Participants included ambassadors from Australia, Spain, Belgium, the European Union, Germany and Russia. Mr Surapong also hinted at the likelihood of the Internal Security Act (ISA), now in effect in place of the decree, being revoked as well if the political violence eases.
However, if violence flares up again, the decree might be re-introduced.
He urged foreign investors who might have stayed away because of the political unrest to return.
"Thailand is still an interesting place to invest in," Mr Surapong said.
He also hoped other countries would lift negative travel advisories now the decree has been called off.
The caretaker minister said he also planned to visit China, Japan and South Korea soon to provide an update on the political situation in Thailand.
Soldiers from the three armed forces will continue to man security checkpoints in Bangkok and nearby provinces, despite the emergency decree being lifted and replaced by the ISA.
Maj Gen Warah Boonyasit, commander of the army's 1st Infantry Division, said 176 military checkpoints set up in areas previously covered by the special security law would remain unchanged.
However, some adjustments may be made to take account of the improving security situation, he said.

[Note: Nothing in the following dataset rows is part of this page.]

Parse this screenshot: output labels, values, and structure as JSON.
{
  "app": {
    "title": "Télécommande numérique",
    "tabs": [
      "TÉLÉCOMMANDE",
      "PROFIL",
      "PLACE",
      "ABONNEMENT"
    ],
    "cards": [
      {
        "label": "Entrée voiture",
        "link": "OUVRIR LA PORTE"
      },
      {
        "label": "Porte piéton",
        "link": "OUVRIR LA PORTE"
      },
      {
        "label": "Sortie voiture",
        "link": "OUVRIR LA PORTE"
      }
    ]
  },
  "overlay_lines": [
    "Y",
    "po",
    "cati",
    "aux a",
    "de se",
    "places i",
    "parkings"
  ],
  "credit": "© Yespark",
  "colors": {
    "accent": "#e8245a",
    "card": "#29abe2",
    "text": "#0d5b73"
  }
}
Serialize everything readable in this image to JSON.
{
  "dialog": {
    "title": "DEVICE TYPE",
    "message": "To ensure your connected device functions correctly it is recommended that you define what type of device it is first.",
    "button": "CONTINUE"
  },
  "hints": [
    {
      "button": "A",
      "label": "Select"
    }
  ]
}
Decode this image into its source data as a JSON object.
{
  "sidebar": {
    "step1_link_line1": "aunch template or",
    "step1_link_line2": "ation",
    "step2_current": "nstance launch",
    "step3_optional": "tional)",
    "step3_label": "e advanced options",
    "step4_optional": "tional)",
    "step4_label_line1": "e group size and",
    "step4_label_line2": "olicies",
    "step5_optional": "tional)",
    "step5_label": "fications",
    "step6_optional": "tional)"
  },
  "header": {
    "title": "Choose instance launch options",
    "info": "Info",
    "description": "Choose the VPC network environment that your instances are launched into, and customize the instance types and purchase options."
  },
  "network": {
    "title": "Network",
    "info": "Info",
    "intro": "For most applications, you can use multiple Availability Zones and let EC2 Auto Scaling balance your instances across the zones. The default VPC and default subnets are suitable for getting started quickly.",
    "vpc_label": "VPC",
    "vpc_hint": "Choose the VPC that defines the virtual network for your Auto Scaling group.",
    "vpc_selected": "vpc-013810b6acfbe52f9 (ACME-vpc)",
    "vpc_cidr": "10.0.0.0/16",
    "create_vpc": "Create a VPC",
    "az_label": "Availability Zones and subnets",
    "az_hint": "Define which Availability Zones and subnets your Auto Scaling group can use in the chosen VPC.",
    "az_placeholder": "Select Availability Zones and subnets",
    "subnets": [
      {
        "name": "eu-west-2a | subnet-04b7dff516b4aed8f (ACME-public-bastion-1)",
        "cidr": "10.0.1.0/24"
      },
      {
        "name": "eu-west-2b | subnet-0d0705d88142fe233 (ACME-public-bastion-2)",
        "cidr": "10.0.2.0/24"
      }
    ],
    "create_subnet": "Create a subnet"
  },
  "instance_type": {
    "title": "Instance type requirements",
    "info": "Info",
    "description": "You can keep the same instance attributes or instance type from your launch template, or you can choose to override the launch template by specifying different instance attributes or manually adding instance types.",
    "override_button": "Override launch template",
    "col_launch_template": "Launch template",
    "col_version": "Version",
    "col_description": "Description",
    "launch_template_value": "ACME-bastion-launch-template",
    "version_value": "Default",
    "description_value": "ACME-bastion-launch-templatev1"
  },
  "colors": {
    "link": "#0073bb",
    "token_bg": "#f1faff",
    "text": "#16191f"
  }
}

Media reports have indicated that the Centre for the Administration of Peace and Order (Capo) is considering cutting the number of checkpoints.
Maj Gen Warah said the military would wait for the centre's decision and is ready to respond as necessary.
Capo has been reinstated to replace the Centre for Maintaining Peace and Order.